__Information__:
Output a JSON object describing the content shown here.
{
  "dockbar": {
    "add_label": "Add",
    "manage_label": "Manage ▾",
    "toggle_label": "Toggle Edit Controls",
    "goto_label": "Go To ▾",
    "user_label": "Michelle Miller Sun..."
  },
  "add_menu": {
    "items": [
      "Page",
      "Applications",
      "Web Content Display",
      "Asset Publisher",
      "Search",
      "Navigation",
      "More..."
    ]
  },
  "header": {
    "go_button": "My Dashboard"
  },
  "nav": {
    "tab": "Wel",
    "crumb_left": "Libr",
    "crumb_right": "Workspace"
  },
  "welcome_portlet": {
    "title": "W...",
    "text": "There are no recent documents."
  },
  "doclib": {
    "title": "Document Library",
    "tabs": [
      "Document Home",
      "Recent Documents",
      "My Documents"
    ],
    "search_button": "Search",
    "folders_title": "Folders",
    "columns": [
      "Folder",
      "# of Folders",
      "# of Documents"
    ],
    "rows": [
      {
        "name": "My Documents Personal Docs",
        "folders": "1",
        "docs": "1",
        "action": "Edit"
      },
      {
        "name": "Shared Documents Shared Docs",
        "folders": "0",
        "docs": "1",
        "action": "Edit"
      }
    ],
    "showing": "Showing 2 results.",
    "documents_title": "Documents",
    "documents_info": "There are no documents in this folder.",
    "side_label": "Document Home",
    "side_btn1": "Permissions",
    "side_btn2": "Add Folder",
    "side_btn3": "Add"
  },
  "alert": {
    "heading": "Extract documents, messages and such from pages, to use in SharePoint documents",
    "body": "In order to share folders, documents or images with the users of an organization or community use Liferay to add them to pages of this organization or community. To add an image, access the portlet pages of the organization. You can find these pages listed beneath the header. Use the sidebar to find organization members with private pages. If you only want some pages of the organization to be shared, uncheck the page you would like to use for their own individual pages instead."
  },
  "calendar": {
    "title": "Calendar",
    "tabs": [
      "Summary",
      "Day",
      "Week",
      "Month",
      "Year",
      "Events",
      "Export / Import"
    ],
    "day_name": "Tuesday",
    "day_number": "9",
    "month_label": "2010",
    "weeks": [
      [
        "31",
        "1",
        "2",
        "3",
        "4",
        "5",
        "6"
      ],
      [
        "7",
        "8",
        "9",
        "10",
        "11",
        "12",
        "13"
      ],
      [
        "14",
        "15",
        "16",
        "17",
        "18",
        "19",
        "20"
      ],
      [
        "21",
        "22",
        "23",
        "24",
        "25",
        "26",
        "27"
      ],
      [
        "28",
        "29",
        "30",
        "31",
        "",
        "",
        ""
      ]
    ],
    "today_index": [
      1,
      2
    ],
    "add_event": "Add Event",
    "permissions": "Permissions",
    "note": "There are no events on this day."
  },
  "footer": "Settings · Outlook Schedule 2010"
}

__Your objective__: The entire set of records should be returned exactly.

__Written solution__:
Output a JSON object describing the content shown here.
{
  "dockbar": {
    "add_label": "Add",
    "manage_label": "Manage ▾",
    "toggle_label": "Toggle Edit Controls",
    "goto_label": "Go To ▾",
    "user_label": "Michelle Miller Sun..."
  },
  "add_menu": {
    "items": [
      "Page",
      "Applications",
      "Web Content Display",
      "Asset Publisher",
      "Search",
      "Navigation",
      "More..."
    ]
  },
  "header": {
    "go_button": "My Dashboard"
  },
  "nav": {
    "tab": "Wel",
    "crumb_left": "Libr",
    "crumb_right": "Workspace"
  },
  "welcome_portlet": {
    "title": "W...",
    "text": "There are no recent documents."
  },
  "doclib": {
    "title": "Document Library",
    "tabs": [
      "Document Home",
      "Recent Documents",
      "My Documents"
    ],
    "search_button": "Search",
    "folders_title": "Folders",
    "columns": [
      "Folder",
      "# of Folders",
      "# of Documents"
    ],
    "rows": [
      {
        "name": "My Documents Personal Docs",
        "folders": "1",
        "docs": "1",
        "action": "Edit"
      },
      {
        "name": "Shared Documents Shared Docs",
        "folders": "0",
        "docs": "1",
        "action": "Edit"
      }
    ],
    "showing": "Showing 2 results.",
    "documents_title": "Documents",
    "documents_info": "There are no documents in this folder.",
    "side_label": "Document Home",
    "side_btn1": "Permissions",
    "side_btn2": "Add Folder",
    "side_btn3": "Add"
  },
  "alert": {
    "heading": "Extract documents, messages and such from pages, to use in SharePoint documents",
    "body": "In order to share folders, documents or images with the users of an organization or community use Liferay to add them to pages of this organization or community. To add an image, access the portlet pages of the organization. You can find these pages listed beneath the header. Use the sidebar to find organization members with private pages. If you only want some pages of the organization to be shared, uncheck the page you would like to use for their own individual pages instead."
  },
  "calendar": {
    "title": "Calendar",
    "tabs": [
      "Summary",
      "Day",
      "Week",
      "Month",
      "Year",
      "Events",
      "Export / Import"
    ],
    "day_name": "Tuesday",
    "day_number": "9",
    "month_label": "2010",
    "weeks": [
      [
        "31",
        "1",
        "2",
        "3",
        "4",
        "5",
        "6"
      ],
      [
        "7",
        "8",
        "9",
        "10",
        "11",
        "12",
        "13"
      ],
      [
        "14",
        "15",
        "16",
        "17",
        "18",
        "19",
        "20"
      ],
      [
        "21",
        "22",
        "23",
        "24",
        "25",
        "26",
        "27"
      ],
      [
        "28",
        "29",
        "30",
        "31",
        "",
        "",
        ""
      ]
    ],
    "today_index": [
      1,
      2
    ],
    "add_event": "Add Event",
    "permissions": "Permissions",
    "note": "There are no events on this day."
  },
  "footer": "Settings · Outlook Schedule 2010"
}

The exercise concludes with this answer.